#### [Dataset rows describing interfaces]
****

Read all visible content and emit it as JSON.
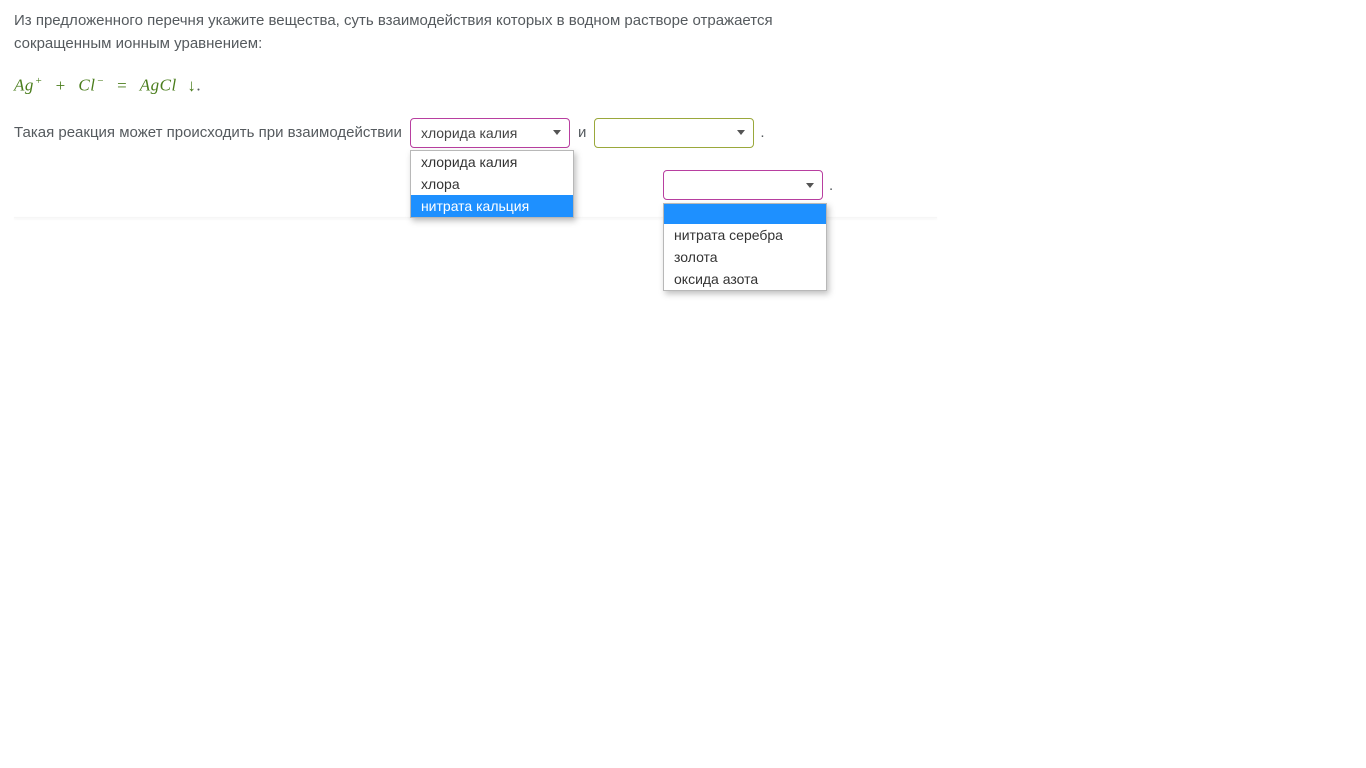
{
  "question": {
    "line1": "Из предложенного перечня укажите вещества, суть взаимодействия которых  в водном растворе отражается",
    "line2": "сокращенным ионным уравнением:"
  },
  "equation": {
    "part1": "Ag",
    "sup1": "+",
    "plus": "+",
    "part2": "Cl",
    "sup2": "−",
    "eq": "=",
    "part3": "AgCl",
    "arrow": "↓",
    "period": "."
  },
  "row1": {
    "label": "Такая реакция может происходить при взаимодействии",
    "select1_value": "хлорида калия",
    "conj": "и",
    "select2_value": "",
    "period": "."
  },
  "dropdown1": {
    "options": [
      "хлорида калия",
      "хлора",
      "нитрата кальция"
    ],
    "highlighted_index": 2
  },
  "row2": {
    "select_value": "",
    "period": "."
  },
  "dropdown2": {
    "blank": "",
    "options": [
      "нитрата серебра",
      "золота",
      "оксида азота"
    ],
    "highlighted_index": -1
  }
}
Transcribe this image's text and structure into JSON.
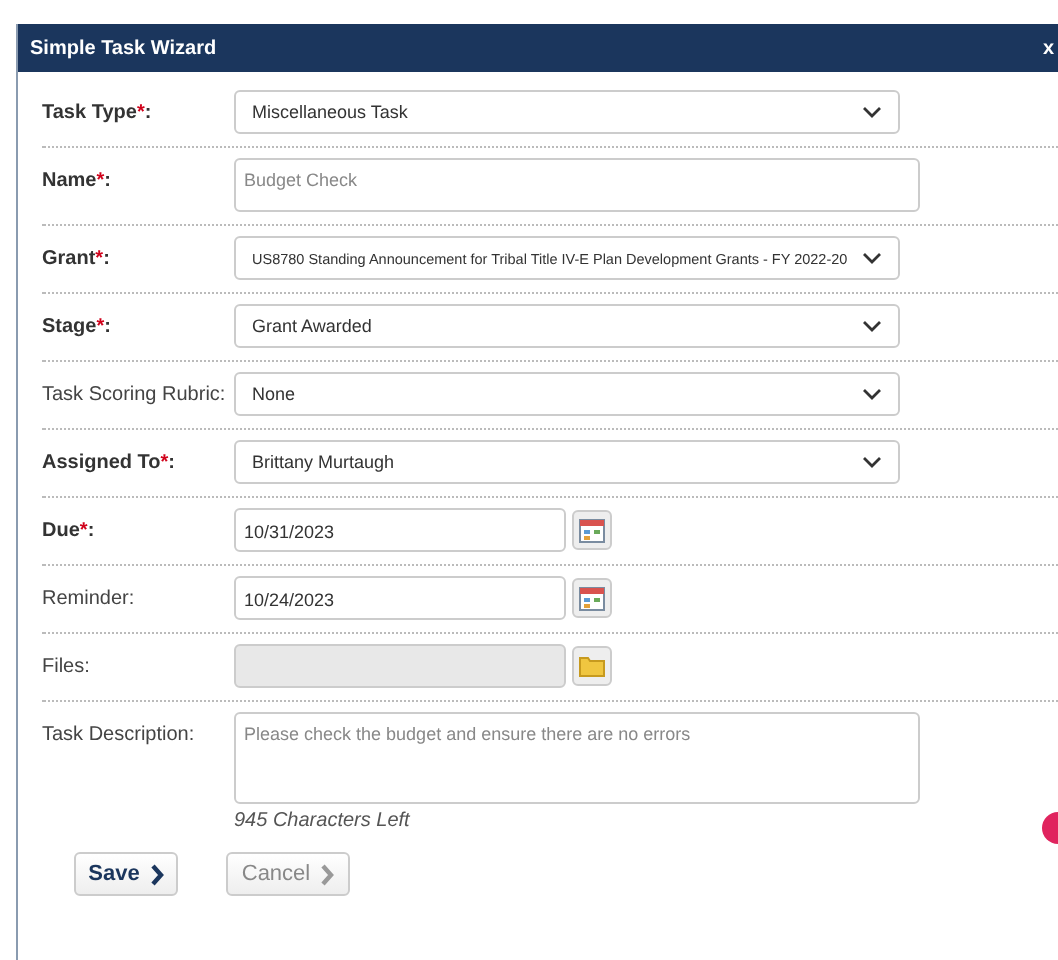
{
  "dialog": {
    "title": "Simple Task Wizard",
    "close": "x"
  },
  "fields": [
    {
      "kind": "select",
      "label": "Task Type",
      "required": true,
      "asterisk": "*",
      "colon": ":",
      "value": "Miscellaneous Task"
    },
    {
      "kind": "textarea",
      "label": "Name",
      "required": true,
      "asterisk": "*",
      "colon": ":",
      "value": "Budget Check"
    },
    {
      "kind": "select",
      "label": "Grant",
      "required": true,
      "asterisk": "*",
      "colon": ":",
      "value": "US8780 Standing Announcement for Tribal Title IV-E Plan Development Grants - FY 2022-20"
    },
    {
      "kind": "select",
      "label": "Stage",
      "required": true,
      "asterisk": "*",
      "colon": ":",
      "value": "Grant Awarded"
    },
    {
      "kind": "select",
      "label": "Task Scoring Rubric:",
      "required": false,
      "value": "None"
    },
    {
      "kind": "select",
      "label": "Assigned To",
      "required": true,
      "asterisk": "*",
      "colon": ":",
      "value": "Brittany Murtaugh"
    },
    {
      "kind": "date",
      "label": "Due",
      "required": true,
      "asterisk": "*",
      "colon": ":",
      "value": "10/31/2023"
    },
    {
      "kind": "date",
      "label": "Reminder:",
      "required": false,
      "value": "10/24/2023"
    },
    {
      "kind": "file",
      "label": "Files:",
      "required": false,
      "disabled": true
    },
    {
      "kind": "description",
      "label": "Task Description:",
      "required": false,
      "value": "Please check the budget and ensure there are no errors",
      "note": "945 Characters Left"
    }
  ],
  "buttons": [
    {
      "label": "Save",
      "disabled": false
    },
    {
      "label": "Cancel",
      "disabled": true
    }
  ]
}
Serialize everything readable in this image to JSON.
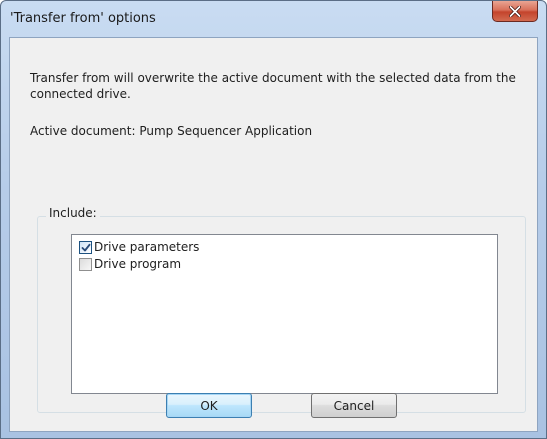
{
  "window": {
    "title": "'Transfer from' options"
  },
  "content": {
    "description": "Transfer from will overwrite the active document with the selected data from the connected drive.",
    "active_document": "Active document: Pump Sequencer Application"
  },
  "include_group": {
    "label": "Include:",
    "items": [
      {
        "label": "Drive parameters",
        "checked": true
      },
      {
        "label": "Drive program",
        "checked": false
      }
    ]
  },
  "buttons": {
    "ok_label": "OK",
    "cancel_label": "Cancel"
  },
  "icons": {
    "close": "close-icon",
    "check": "checkmark-icon"
  },
  "colors": {
    "close_button": "#c4442c",
    "title_bar": "#b7cde9",
    "client_bg": "#f0f0f0",
    "default_button_border": "#3c7fb1"
  }
}
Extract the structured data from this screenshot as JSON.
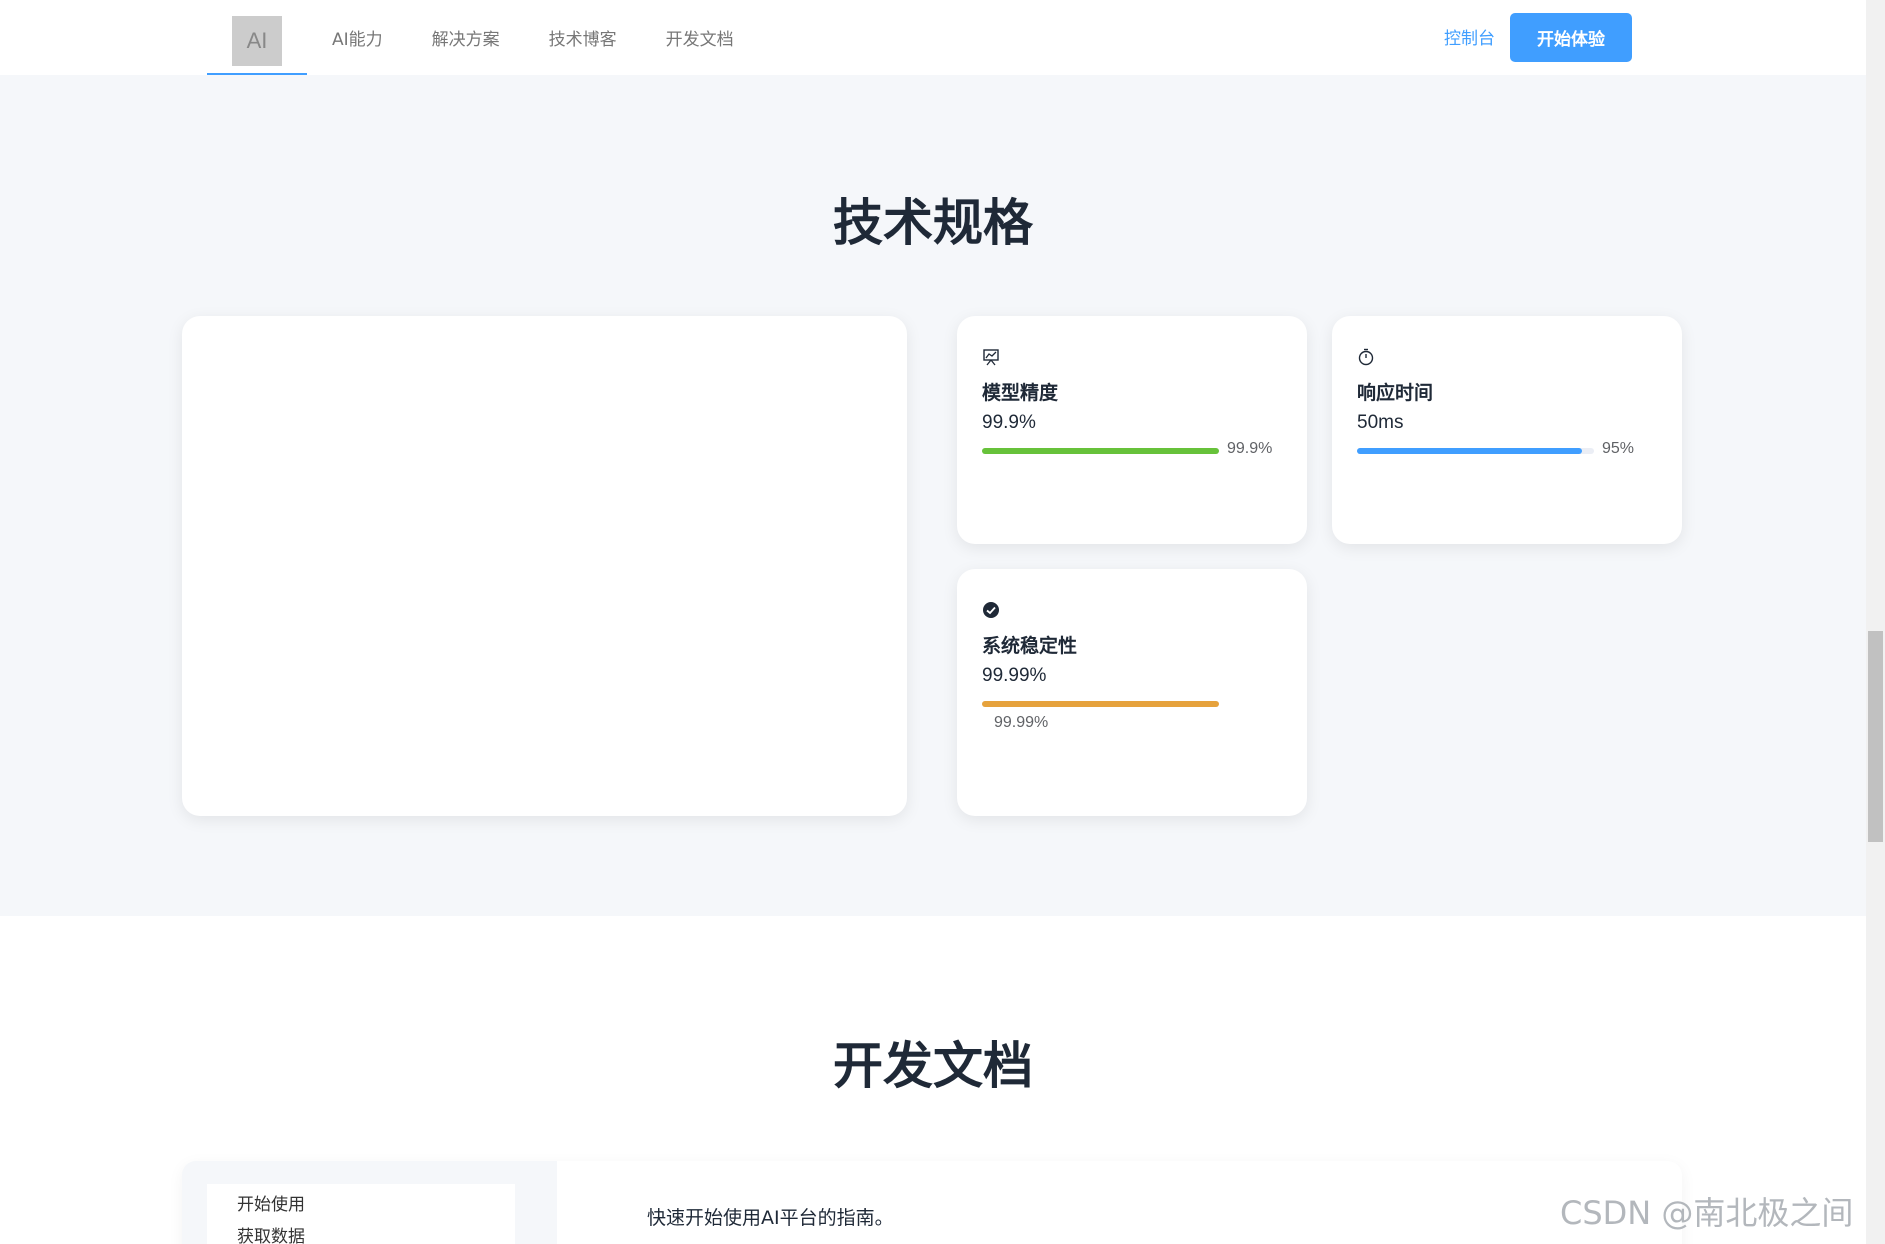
{
  "header": {
    "logo_text": "AI",
    "nav": [
      "AI能力",
      "解决方案",
      "技术博客",
      "开发文档"
    ],
    "console_label": "控制台",
    "start_label": "开始体验"
  },
  "specs": {
    "title": "技术规格",
    "cards": [
      {
        "icon": "presentation-chart-icon",
        "label": "模型精度",
        "value": "99.9%",
        "progress": 99.9,
        "progress_text": "99.9%",
        "color": "#67c23a"
      },
      {
        "icon": "stopwatch-icon",
        "label": "响应时间",
        "value": "50ms",
        "progress": 95,
        "progress_text": "95%",
        "color": "#409eff"
      },
      {
        "icon": "check-circle-icon",
        "label": "系统稳定性",
        "value": "99.99%",
        "progress": 99.99,
        "progress_text": "99.99%",
        "color": "#e6a23c"
      }
    ]
  },
  "docs": {
    "title": "开发文档",
    "sidebar": [
      "开始使用",
      "获取数据"
    ],
    "intro": "快速开始使用AI平台的指南。"
  },
  "watermark": "CSDN @南北极之间"
}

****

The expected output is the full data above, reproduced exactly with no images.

#### [Response to the task]
Read all visible content and emit it as JSON.
{
  "question": {
    "line1": "Из предложенного перечня укажите вещества, суть взаимодействия которых  в водном растворе отражается",
    "line2": "сокращенным ионным уравнением:"
  },
  "equation": {
    "part1": "Ag",
    "sup1": "+",
    "plus": "+",
    "part2": "Cl",
    "sup2": "−",
    "eq": "=",
    "part3": "AgCl",
    "arrow": "↓",
    "period": "."
  },
  "row1": {
    "label": "Такая реакция может происходить при взаимодействии",
    "select1_value": "хлорида калия",
    "conj": "и",
    "select2_value": "",
    "period": "."
  },
  "dropdown1": {
    "options": [
      "хлорида калия",
      "хлора",
      "нитрата кальция"
    ],
    "highlighted_index": 2
  },
  "row2": {
    "select_value": "",
    "period": "."
  },
  "dropdown2": {
    "blank": "",
    "options": [
      "нитрата серебра",
      "золота",
      "оксида азота"
    ],
    "highlighted_index": -1
  }
}
Transcribe this image's text and structure into JSON.
{
  "dialog": {
    "title": "Simple Task Wizard",
    "close": "x"
  },
  "fields": [
    {
      "kind": "select",
      "label": "Task Type",
      "required": true,
      "asterisk": "*",
      "colon": ":",
      "value": "Miscellaneous Task"
    },
    {
      "kind": "textarea",
      "label": "Name",
      "required": true,
      "asterisk": "*",
      "colon": ":",
      "value": "Budget Check"
    },
    {
      "kind": "select",
      "label": "Grant",
      "required": true,
      "asterisk": "*",
      "colon": ":",
      "value": "US8780 Standing Announcement for Tribal Title IV-E Plan Development Grants - FY 2022-20"
    },
    {
      "kind": "select",
      "label": "Stage",
      "required": true,
      "asterisk": "*",
      "colon": ":",
      "value": "Grant Awarded"
    },
    {
      "kind": "select",
      "label": "Task Scoring Rubric:",
      "required": false,
      "value": "None"
    },
    {
      "kind": "select",
      "label": "Assigned To",
      "required": true,
      "asterisk": "*",
      "colon": ":",
      "value": "Brittany Murtaugh"
    },
    {
      "kind": "date",
      "label": "Due",
      "required": true,
      "asterisk": "*",
      "colon": ":",
      "value": "10/31/2023"
    },
    {
      "kind": "date",
      "label": "Reminder:",
      "required": false,
      "value": "10/24/2023"
    },
    {
      "kind": "file",
      "label": "Files:",
      "required": false,
      "disabled": true
    },
    {
      "kind": "description",
      "label": "Task Description:",
      "required": false,
      "value": "Please check the budget and ensure there are no errors",
      "note": "945 Characters Left"
    }
  ],
  "buttons": [
    {
      "label": "Save",
      "disabled": false
    },
    {
      "label": "Cancel",
      "disabled": true
    }
  ]
}
Serialize everything readable in this image to JSON.
{
  "window": {
    "title": "'Transfer from' options"
  },
  "content": {
    "description": "Transfer from will overwrite the active document with the selected data from the connected drive.",
    "active_document": "Active document: Pump Sequencer Application"
  },
  "include_group": {
    "label": "Include:",
    "items": [
      {
        "label": "Drive parameters",
        "checked": true
      },
      {
        "label": "Drive program",
        "checked": false
      }
    ]
  },
  "buttons": {
    "ok_label": "OK",
    "cancel_label": "Cancel"
  },
  "icons": {
    "close": "close-icon",
    "check": "checkmark-icon"
  },
  "colors": {
    "close_button": "#c4442c",
    "title_bar": "#b7cde9",
    "client_bg": "#f0f0f0",
    "default_button_border": "#3c7fb1"
  }
}
Extract the structured data from this screenshot as JSON.
{
  "header": {
    "logo_text": "AI",
    "nav": [
      "AI能力",
      "解决方案",
      "技术博客",
      "开发文档"
    ],
    "console_label": "控制台",
    "start_label": "开始体验"
  },
  "specs": {
    "title": "技术规格",
    "cards": [
      {
        "icon": "presentation-chart-icon",
        "label": "模型精度",
        "value": "99.9%",
        "progress": 99.9,
        "progress_text": "99.9%",
        "color": "#67c23a"
      },
      {
        "icon": "stopwatch-icon",
        "label": "响应时间",
        "value": "50ms",
        "progress": 95,
        "progress_text": "95%",
        "color": "#409eff"
      },
      {
        "icon": "check-circle-icon",
        "label": "系统稳定性",
        "value": "99.99%",
        "progress": 99.99,
        "progress_text": "99.99%",
        "color": "#e6a23c"
      }
    ]
  },
  "docs": {
    "title": "开发文档",
    "sidebar": [
      "开始使用",
      "获取数据"
    ],
    "intro": "快速开始使用AI平台的指南。"
  },
  "watermark": "CSDN @南北极之间"
}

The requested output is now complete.